* _Task requirements_
Your answer needs to include each line of the records in which the string "devtester" can be found.

* _Supplied material_
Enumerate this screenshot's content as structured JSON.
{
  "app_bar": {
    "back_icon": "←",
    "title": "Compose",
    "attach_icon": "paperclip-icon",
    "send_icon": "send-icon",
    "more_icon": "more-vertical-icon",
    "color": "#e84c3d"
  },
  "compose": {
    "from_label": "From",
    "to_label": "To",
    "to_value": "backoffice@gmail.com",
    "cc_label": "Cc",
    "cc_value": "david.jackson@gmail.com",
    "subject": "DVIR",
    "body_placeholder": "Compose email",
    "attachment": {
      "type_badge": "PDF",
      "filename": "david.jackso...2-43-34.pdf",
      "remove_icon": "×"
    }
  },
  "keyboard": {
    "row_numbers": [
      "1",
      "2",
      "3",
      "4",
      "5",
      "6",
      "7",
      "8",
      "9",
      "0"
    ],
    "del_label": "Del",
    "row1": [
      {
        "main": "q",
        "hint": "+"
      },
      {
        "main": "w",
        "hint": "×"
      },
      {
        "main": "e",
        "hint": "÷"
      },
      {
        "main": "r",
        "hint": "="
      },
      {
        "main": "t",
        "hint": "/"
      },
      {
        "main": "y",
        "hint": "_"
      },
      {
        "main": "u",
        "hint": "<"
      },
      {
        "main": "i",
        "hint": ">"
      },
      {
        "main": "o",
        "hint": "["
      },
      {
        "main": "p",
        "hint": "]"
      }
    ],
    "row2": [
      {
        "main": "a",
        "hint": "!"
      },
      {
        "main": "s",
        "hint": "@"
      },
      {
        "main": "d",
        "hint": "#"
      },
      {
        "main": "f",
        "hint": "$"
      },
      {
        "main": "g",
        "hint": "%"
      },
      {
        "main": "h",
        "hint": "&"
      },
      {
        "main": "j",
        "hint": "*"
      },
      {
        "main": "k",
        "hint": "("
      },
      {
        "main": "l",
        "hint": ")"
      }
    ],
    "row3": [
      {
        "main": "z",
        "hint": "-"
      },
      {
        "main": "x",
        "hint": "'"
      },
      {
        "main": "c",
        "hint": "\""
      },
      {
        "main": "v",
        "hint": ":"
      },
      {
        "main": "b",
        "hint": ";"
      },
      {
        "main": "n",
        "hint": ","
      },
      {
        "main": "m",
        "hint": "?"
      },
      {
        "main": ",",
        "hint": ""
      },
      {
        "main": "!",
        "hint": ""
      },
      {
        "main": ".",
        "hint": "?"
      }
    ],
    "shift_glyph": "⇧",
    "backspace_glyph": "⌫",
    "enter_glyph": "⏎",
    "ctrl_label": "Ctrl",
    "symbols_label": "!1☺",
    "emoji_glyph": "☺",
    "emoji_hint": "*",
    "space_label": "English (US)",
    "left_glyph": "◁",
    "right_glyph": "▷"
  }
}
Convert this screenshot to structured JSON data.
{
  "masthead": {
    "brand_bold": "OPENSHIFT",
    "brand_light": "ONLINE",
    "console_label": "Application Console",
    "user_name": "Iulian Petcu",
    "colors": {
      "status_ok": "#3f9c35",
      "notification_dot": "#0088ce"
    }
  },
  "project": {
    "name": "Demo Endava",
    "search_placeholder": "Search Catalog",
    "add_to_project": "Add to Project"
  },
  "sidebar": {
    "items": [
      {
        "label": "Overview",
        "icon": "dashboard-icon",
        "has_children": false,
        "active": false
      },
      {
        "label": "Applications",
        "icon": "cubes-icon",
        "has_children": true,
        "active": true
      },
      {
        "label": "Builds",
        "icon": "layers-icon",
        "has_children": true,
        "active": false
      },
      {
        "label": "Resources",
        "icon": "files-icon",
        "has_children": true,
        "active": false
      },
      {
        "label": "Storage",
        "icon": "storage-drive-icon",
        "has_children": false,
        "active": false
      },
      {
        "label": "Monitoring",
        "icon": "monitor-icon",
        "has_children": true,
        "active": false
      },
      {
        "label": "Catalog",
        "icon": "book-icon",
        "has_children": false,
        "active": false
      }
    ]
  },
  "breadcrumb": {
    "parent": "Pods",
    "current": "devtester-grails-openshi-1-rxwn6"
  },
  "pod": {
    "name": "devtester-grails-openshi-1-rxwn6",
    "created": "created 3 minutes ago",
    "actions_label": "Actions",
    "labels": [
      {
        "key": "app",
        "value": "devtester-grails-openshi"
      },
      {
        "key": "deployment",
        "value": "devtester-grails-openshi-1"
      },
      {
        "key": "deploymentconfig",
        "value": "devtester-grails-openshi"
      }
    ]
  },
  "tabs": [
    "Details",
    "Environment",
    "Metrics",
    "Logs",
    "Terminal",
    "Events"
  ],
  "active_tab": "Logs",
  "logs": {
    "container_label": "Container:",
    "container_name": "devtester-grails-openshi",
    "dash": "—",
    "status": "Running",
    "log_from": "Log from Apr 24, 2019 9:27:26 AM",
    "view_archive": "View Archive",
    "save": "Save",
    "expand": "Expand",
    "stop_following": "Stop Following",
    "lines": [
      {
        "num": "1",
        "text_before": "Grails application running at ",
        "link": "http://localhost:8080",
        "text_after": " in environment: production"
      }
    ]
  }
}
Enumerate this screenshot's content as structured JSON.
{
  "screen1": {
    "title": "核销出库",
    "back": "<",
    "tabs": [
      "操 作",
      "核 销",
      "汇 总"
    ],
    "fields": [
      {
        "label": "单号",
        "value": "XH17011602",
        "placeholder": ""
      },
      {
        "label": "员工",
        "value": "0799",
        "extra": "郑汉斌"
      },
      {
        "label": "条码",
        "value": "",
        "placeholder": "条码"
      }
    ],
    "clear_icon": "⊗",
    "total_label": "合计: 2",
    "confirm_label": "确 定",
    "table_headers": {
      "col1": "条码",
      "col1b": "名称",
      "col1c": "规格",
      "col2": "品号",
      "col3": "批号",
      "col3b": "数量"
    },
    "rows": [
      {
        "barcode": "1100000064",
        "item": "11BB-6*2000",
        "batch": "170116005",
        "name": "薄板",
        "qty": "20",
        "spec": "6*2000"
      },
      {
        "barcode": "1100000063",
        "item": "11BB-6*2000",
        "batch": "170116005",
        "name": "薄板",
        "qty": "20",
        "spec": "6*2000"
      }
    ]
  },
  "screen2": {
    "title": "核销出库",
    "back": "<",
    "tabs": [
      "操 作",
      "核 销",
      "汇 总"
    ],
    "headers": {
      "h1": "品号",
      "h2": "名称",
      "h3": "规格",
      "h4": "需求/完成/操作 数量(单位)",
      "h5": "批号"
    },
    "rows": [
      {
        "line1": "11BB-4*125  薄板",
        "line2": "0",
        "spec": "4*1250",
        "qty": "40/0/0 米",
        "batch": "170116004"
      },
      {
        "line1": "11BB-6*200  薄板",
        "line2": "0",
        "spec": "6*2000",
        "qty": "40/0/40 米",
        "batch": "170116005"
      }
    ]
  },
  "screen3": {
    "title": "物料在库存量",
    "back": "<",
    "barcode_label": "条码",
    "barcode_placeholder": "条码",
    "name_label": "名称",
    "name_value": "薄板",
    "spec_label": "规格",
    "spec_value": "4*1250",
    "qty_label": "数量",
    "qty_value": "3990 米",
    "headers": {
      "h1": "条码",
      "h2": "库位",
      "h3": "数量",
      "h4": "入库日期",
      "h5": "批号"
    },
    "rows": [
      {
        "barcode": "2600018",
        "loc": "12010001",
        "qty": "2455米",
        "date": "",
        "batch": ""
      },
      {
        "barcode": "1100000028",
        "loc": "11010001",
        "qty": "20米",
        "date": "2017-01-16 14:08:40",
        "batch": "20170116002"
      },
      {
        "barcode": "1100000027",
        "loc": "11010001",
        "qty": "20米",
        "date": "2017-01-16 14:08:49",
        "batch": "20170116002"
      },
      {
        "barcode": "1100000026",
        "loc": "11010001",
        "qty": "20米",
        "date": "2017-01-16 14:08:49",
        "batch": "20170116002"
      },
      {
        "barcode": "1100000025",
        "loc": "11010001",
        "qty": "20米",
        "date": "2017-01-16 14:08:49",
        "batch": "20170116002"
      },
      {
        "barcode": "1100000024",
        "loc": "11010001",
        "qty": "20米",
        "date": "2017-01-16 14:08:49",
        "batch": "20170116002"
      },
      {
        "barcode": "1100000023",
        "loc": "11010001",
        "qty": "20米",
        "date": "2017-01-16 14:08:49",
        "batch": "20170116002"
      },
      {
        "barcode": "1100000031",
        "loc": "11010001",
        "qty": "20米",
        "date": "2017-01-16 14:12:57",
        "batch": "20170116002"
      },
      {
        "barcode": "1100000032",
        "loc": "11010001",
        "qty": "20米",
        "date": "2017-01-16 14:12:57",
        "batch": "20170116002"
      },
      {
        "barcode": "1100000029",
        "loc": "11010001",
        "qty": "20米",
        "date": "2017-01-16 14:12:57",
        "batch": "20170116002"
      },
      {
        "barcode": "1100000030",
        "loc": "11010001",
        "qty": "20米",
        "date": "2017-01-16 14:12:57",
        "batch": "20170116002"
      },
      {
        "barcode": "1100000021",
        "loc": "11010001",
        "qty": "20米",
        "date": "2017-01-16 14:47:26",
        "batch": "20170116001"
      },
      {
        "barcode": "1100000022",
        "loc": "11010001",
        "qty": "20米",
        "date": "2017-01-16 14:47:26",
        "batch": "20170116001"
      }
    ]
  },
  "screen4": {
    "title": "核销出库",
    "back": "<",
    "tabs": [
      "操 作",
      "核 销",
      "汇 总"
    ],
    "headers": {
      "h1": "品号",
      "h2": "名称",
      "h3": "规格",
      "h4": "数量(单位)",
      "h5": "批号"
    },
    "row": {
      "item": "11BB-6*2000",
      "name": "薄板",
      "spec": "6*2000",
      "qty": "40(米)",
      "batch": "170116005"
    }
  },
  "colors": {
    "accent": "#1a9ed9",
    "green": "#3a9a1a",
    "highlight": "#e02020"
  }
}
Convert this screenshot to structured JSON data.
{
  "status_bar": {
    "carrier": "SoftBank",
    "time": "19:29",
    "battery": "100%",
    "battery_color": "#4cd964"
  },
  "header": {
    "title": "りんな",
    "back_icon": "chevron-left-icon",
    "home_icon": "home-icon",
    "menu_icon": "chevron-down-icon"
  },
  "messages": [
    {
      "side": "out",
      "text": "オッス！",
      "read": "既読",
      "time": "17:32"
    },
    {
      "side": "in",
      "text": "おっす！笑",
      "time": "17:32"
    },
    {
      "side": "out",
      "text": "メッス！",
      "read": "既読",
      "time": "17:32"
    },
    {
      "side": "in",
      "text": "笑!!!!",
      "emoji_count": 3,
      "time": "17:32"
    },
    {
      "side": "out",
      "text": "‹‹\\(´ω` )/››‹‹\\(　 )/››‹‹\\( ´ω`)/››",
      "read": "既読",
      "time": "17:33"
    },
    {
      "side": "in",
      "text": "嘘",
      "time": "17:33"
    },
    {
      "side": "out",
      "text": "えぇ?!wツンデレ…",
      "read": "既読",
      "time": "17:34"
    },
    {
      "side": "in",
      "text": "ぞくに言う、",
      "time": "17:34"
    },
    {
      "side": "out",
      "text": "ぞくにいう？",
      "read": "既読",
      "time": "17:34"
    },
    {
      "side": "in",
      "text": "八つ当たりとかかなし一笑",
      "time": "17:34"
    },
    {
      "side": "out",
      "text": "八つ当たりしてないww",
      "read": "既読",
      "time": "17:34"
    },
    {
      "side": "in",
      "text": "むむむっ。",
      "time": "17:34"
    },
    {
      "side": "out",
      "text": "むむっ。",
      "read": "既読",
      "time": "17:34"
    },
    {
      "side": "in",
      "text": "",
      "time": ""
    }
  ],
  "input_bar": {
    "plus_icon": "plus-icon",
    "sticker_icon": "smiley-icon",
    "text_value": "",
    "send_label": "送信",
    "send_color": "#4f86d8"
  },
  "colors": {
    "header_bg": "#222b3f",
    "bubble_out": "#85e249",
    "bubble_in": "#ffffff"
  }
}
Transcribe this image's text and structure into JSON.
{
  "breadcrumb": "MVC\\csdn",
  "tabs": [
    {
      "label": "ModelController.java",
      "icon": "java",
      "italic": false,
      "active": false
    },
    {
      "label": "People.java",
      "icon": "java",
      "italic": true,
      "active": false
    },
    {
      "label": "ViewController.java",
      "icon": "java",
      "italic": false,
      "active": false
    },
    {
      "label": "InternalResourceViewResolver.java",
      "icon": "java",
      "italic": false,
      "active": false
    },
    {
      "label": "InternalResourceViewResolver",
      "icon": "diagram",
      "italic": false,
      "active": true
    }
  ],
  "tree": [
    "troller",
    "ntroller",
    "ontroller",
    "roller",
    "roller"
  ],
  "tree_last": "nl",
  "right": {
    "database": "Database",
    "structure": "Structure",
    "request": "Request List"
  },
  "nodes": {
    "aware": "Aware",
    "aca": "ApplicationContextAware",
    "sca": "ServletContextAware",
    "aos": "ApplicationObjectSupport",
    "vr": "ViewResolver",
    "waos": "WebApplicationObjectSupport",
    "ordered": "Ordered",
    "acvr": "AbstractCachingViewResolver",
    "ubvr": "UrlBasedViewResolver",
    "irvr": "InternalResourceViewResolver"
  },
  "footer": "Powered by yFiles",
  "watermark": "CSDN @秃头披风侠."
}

* _Solution for this exercise_
    "current": "devtester-grails-openshi-1-rxwn6"
    "name": "devtester-grails-openshi-1-rxwn6",
        "value": "devtester-grails-openshi"
        "value": "devtester-grails-openshi-1"
        "value": "devtester-grails-openshi"
    "container_name": "devtester-grails-openshi",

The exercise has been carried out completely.